If they were to give a Times Car Company of the Year Award, that is an award to the car company that has been in the media spotlight the most this year, GM would be the hands down winner. The latest GM front page splash? Employee Discounts and the wild success they have been.
Truck sales have seen a 75 percent rise, but car sales only 3 percent. I'm firmly of the opinion that this new sales move is akin to the initial stages of heroin addiction and the medicinal benefit that might bring. Not good. Car sales not going up dramatically means that no matter how cheap they are, people will not buy GM cars. The good news is that GM trucks are of a good enough quality that even in times of high gas prices, people want them if they can get them for a bargain price. The worst news is that gas prices are increasing steadily with no end in sight. Some prominent oil analysts predict 100 dollars a barrel. Uh-oh!
Other companies are planning on jumping on the sales drug addiction. This is important because it will increase sales, but it will tell the industry which products are strong sellers and which are not. Weaknesses in lineups will be magnified. Whatever is a quality product will sell well, whatever is ugly will not.
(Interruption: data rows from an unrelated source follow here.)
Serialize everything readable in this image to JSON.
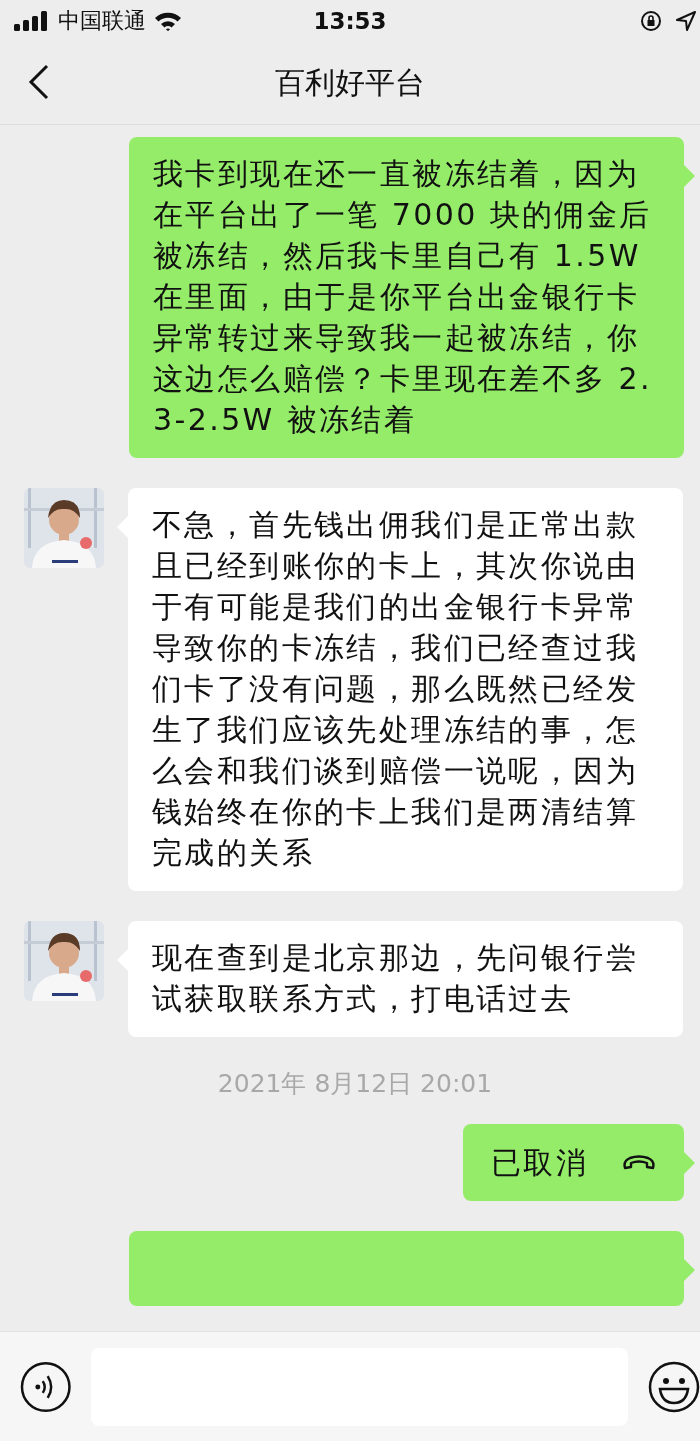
{
  "status_bar": {
    "carrier": "中国联通",
    "time": "13:53"
  },
  "nav": {
    "title": "百利好平台"
  },
  "messages": [
    {
      "kind": "sent",
      "text": "我卡到现在还一直被冻结着，因为在平台出了一笔 7000 块的佣金后被冻结，然后我卡里自己有 1.5W 在里面，由于是你平台出金银行卡异常转过来导致我一起被冻结，你这边怎么赔偿？卡里现在差不多 2.3-2.5W 被冻结着"
    },
    {
      "kind": "received",
      "text": "不急，首先钱出佣我们是正常出款且已经到账你的卡上，其次你说由于有可能是我们的出金银行卡异常导致你的卡冻结，我们已经查过我们卡了没有问题，那么既然已经发生了我们应该先处理冻结的事，怎么会和我们谈到赔偿一说呢，因为钱始终在你的卡上我们是两清结算完成的关系"
    },
    {
      "kind": "received",
      "text": "现在查到是北京那边，先问银行尝试获取联系方式，打电话过去"
    },
    {
      "kind": "time",
      "text": "2021年 8月12日 20:01"
    },
    {
      "kind": "call",
      "text": "已取消"
    },
    {
      "kind": "sent"
    }
  ]
}
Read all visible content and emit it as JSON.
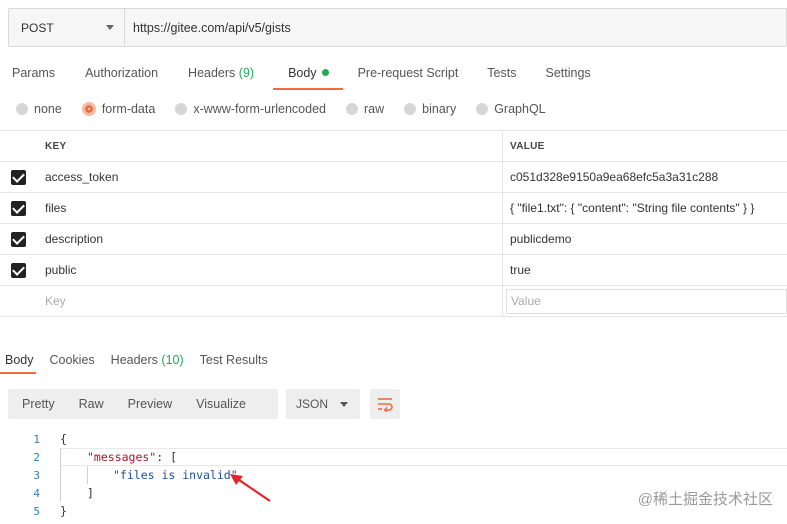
{
  "request": {
    "method": "POST",
    "url": "https://gitee.com/api/v5/gists"
  },
  "request_tabs": [
    {
      "label": "Params",
      "count": ""
    },
    {
      "label": "Authorization",
      "count": ""
    },
    {
      "label": "Headers",
      "count": "(9)"
    },
    {
      "label": "Body",
      "count": ""
    },
    {
      "label": "Pre-request Script",
      "count": ""
    },
    {
      "label": "Tests",
      "count": ""
    },
    {
      "label": "Settings",
      "count": ""
    }
  ],
  "body_types": [
    "none",
    "form-data",
    "x-www-form-urlencoded",
    "raw",
    "binary",
    "GraphQL"
  ],
  "body_selected": "form-data",
  "params_table": {
    "headers": {
      "key": "KEY",
      "value": "VALUE"
    },
    "rows": [
      {
        "key": "access_token",
        "value": "c051d328e9150a9ea68efc5a3a31c288"
      },
      {
        "key": "files",
        "value": "{ \"file1.txt\": { \"content\": \"String file contents\" } }"
      },
      {
        "key": "description",
        "value": "publicdemo"
      },
      {
        "key": "public",
        "value": "true"
      }
    ],
    "empty_row": {
      "key_placeholder": "Key",
      "value_placeholder": "Value"
    }
  },
  "response_tabs": [
    {
      "label": "Body",
      "count": ""
    },
    {
      "label": "Cookies",
      "count": ""
    },
    {
      "label": "Headers",
      "count": "(10)"
    },
    {
      "label": "Test Results",
      "count": ""
    }
  ],
  "response_toolbar": {
    "views": [
      "Pretty",
      "Raw",
      "Preview",
      "Visualize"
    ],
    "format": "JSON"
  },
  "code_lines": [
    {
      "num": "1",
      "text": "{"
    },
    {
      "num": "2",
      "key": "\"messages\"",
      "rest": ": ["
    },
    {
      "num": "3",
      "str": "\"files is invalid\""
    },
    {
      "num": "4",
      "text": "]"
    },
    {
      "num": "5",
      "text": "}"
    }
  ],
  "watermark": "@稀土掘金技术社区",
  "colors": {
    "accent": "#f26b3a",
    "success": "#26a65b",
    "json_key": "#a0162b",
    "json_string": "#1a4f9c"
  }
}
It is a time of desperation for the auto industry. This sales strategy is a desperate strategy, but it is also a valuable lesson. No matter how cheap you sell it for, if it's ugly and not made well, it won't sell. People will spend more for what they perceive is aesthetically pleasing and what they believe is high quality. This rule could pertain to a lot of products, but for something that is so important to its owner as an automobile, it is crucial to learn.